Page and application data records
*** Block opens ***

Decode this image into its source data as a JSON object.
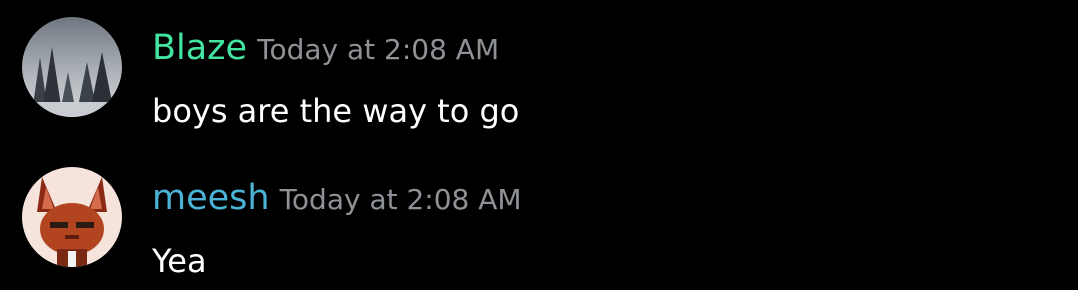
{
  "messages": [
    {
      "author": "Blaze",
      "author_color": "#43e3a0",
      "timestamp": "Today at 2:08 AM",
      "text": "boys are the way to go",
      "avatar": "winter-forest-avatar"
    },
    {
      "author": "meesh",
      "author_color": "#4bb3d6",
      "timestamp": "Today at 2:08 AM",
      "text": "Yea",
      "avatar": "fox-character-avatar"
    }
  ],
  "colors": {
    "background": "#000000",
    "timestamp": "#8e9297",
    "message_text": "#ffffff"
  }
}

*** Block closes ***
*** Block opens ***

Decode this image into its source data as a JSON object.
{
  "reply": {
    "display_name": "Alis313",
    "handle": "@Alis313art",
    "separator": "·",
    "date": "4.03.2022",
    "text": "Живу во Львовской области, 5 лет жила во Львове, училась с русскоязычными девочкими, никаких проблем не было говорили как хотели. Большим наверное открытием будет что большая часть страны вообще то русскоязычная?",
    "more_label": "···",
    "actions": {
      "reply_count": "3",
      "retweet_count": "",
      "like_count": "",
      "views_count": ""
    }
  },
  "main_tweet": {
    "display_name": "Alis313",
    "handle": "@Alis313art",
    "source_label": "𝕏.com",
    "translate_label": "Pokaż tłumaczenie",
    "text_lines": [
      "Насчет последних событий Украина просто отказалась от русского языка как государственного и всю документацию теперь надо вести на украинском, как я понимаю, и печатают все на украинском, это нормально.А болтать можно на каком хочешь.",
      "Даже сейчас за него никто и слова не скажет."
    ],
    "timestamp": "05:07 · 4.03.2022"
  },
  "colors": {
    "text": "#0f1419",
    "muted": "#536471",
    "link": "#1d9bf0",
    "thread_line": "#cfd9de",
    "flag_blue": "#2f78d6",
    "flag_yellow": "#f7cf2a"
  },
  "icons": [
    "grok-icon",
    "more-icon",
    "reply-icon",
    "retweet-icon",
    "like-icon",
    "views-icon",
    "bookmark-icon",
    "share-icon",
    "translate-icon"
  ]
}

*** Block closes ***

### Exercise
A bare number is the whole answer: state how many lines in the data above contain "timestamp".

### Exercise solution
4